Fortunately, the avoidance behavior that bears typically exhibit helps both bears and people coexist without much fanfare," said Chad Allison, district biologist and bear specialist with the FWC.
Black bears are protected by law in Florida. According to the FWC, the bear population along the west coast, from Hernando County north, is the smallest subpopulation area in the state and most vulnerable to habitat loss - less space in which to forage and roam.
"If you come face-to-face with a bear, don't panic, don't look it in the eye, don't turn your back and run. Just move away slowly on an angle, making sure that the animal has an escape route. Bears are pretty calm animals and not looking to cause trouble," Allison added.
Florida black bears are active year-round, opportunistically foraging wherever they can find food.
"However," Allison warned, "the normal behavior of bears can be short-circuited if people provide these animals with the opportunity to forage in and around their neighborhood."
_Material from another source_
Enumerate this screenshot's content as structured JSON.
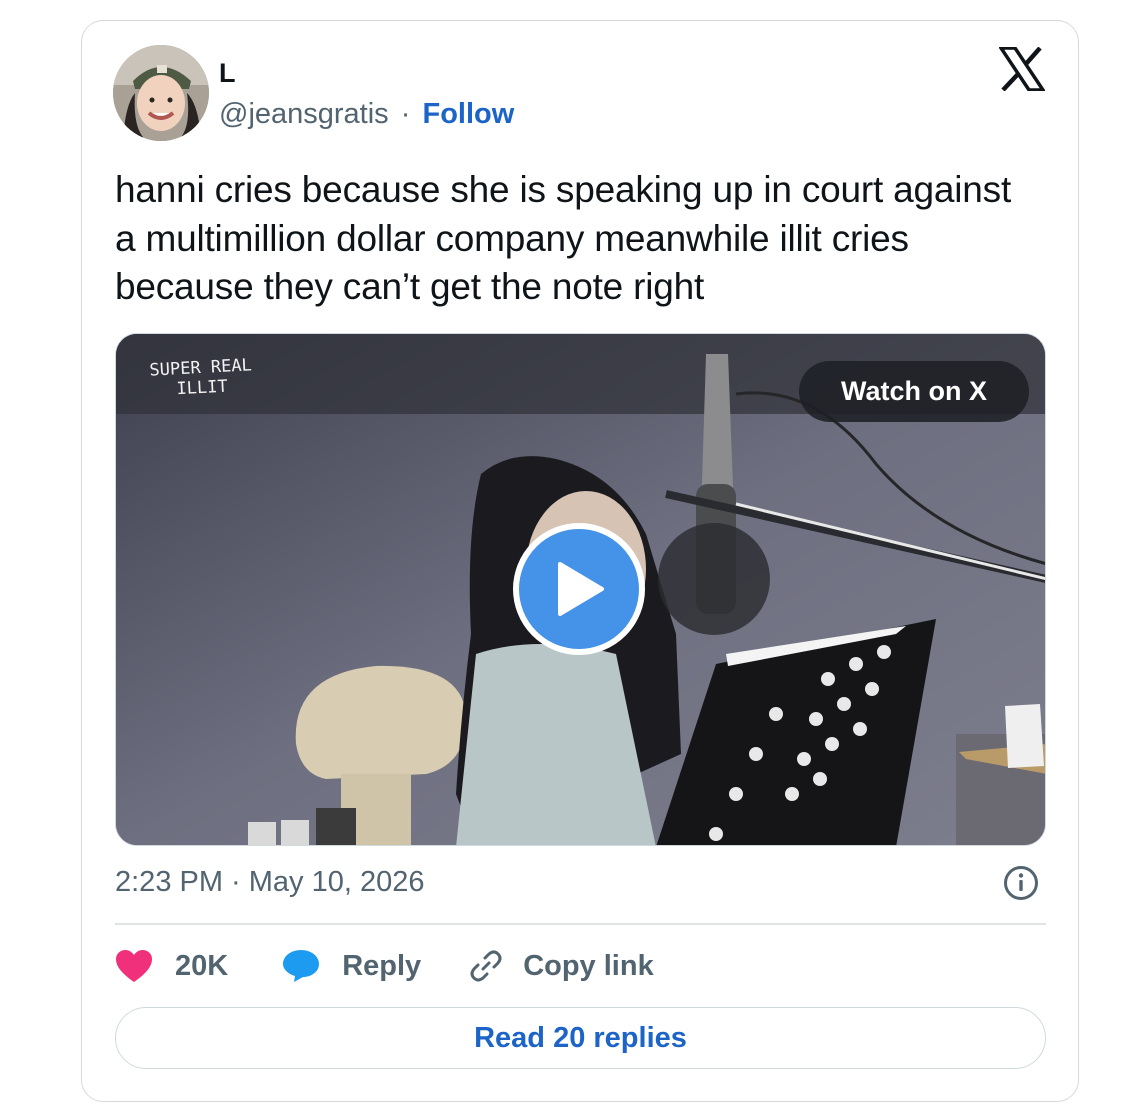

When a bear learns there is easy access to food in a human neighborhood, often in unsecured trash, bird feeders or pet food left outside, it is apt to return repeatedly. In fact, once a successful pattern of securing regular meals in a human neighborhood has been established, the bear may learn that humans are not to be feared and that being near them has its rewards.
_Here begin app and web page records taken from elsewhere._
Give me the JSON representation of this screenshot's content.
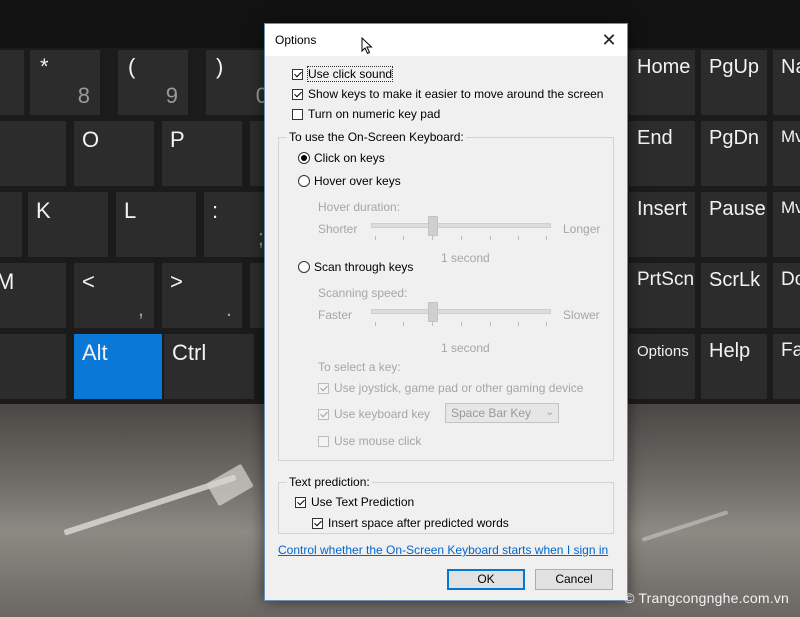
{
  "keyboard": {
    "keys": [
      {
        "id": "8",
        "sym": "*",
        "num": "8"
      },
      {
        "id": "9",
        "sym": "(",
        "num": "9"
      },
      {
        "id": "0",
        "sym": ")",
        "num": "0"
      },
      {
        "id": "o",
        "label": "O"
      },
      {
        "id": "p",
        "label": "P"
      },
      {
        "id": "k",
        "label": "K"
      },
      {
        "id": "l",
        "label": "L"
      },
      {
        "id": "semicolon",
        "label": ":",
        "sub": ";"
      },
      {
        "id": "m",
        "label": "M"
      },
      {
        "id": "comma",
        "label": "<",
        "sub": ","
      },
      {
        "id": "period",
        "label": ">",
        "sub": "."
      },
      {
        "id": "alt",
        "label": "Alt"
      },
      {
        "id": "ctrl",
        "label": "Ctrl"
      },
      {
        "id": "home",
        "label": "Home"
      },
      {
        "id": "pgup",
        "label": "PgUp"
      },
      {
        "id": "nav",
        "label": "Na"
      },
      {
        "id": "end",
        "label": "End"
      },
      {
        "id": "pgdn",
        "label": "PgDn"
      },
      {
        "id": "mv1",
        "label": "Mv"
      },
      {
        "id": "insert",
        "label": "Insert"
      },
      {
        "id": "pause",
        "label": "Pause"
      },
      {
        "id": "mv2",
        "label": "Mv"
      },
      {
        "id": "prtscn",
        "label": "PrtScn"
      },
      {
        "id": "scrlk",
        "label": "ScrLk"
      },
      {
        "id": "dock",
        "label": "Do"
      },
      {
        "id": "options",
        "label": "Options"
      },
      {
        "id": "help",
        "label": "Help"
      },
      {
        "id": "fade",
        "label": "Fa"
      }
    ]
  },
  "dialog": {
    "title": "Options",
    "use_click_sound": {
      "label": "Use click sound",
      "checked": true
    },
    "show_keys": {
      "label": "Show keys to make it easier to move around the screen",
      "checked": true
    },
    "numeric_keypad": {
      "label": "Turn on numeric key pad",
      "checked": false
    },
    "use_group": {
      "label": "To use the On-Screen Keyboard:",
      "click_on_keys": "Click on keys",
      "hover_over_keys": "Hover over keys",
      "hover_duration": "Hover duration:",
      "shorter": "Shorter",
      "longer": "Longer",
      "hover_value": "1 second",
      "scan_through_keys": "Scan through keys",
      "scanning_speed": "Scanning speed:",
      "faster": "Faster",
      "slower": "Slower",
      "scan_value": "1 second",
      "select_a_key": "To select a key:",
      "joystick": "Use joystick, game pad or other gaming device",
      "keyboard_key": "Use keyboard key",
      "keyboard_key_value": "Space Bar Key",
      "mouse_click": "Use mouse click"
    },
    "prediction_group": {
      "label": "Text prediction:",
      "use_text_prediction": "Use Text Prediction",
      "insert_space": "Insert space after predicted words"
    },
    "link": "Control whether the On-Screen Keyboard starts when I sign in",
    "ok": "OK",
    "cancel": "Cancel"
  },
  "watermark": "© Trangcongnghe.com.vn"
}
A bear that chronically returns to homes is not typically relocated because chances are high that the animal will continue to repeat the behavior no matter where it is. Worse, when cubs learn these feeding habits from their mother, they too, sadly, become victims of feeding opportunities they should not have - opportunities that put their lives in danger when human-bear conflicts arise.
The FWC cautions residents to eliminate feeding opportunities by storing garbage in a manner that denies bears access to it, or bears will repeatedly visit that neighborhood to obtain food.
The FWC recommends the following steps to prevent human-bear conflicts:
Feed your pets indoors, or bring in dishes after feeding.
Secure household garbage in a shed, garage or a wildlife-resistant container.
Put household garbage out on the morning of pickup, not the night before.
Secure commercial garbage in bear-resistant dumpsters consisting of metal lids or metal-reinforced plastic lids and lock bars.
Clean barbecue grills and store them in a locked, secure place.
Remove wildlife feeders or make them bear-resistant.
Protect gardens, apiaries, compost and livestock with electric fencing.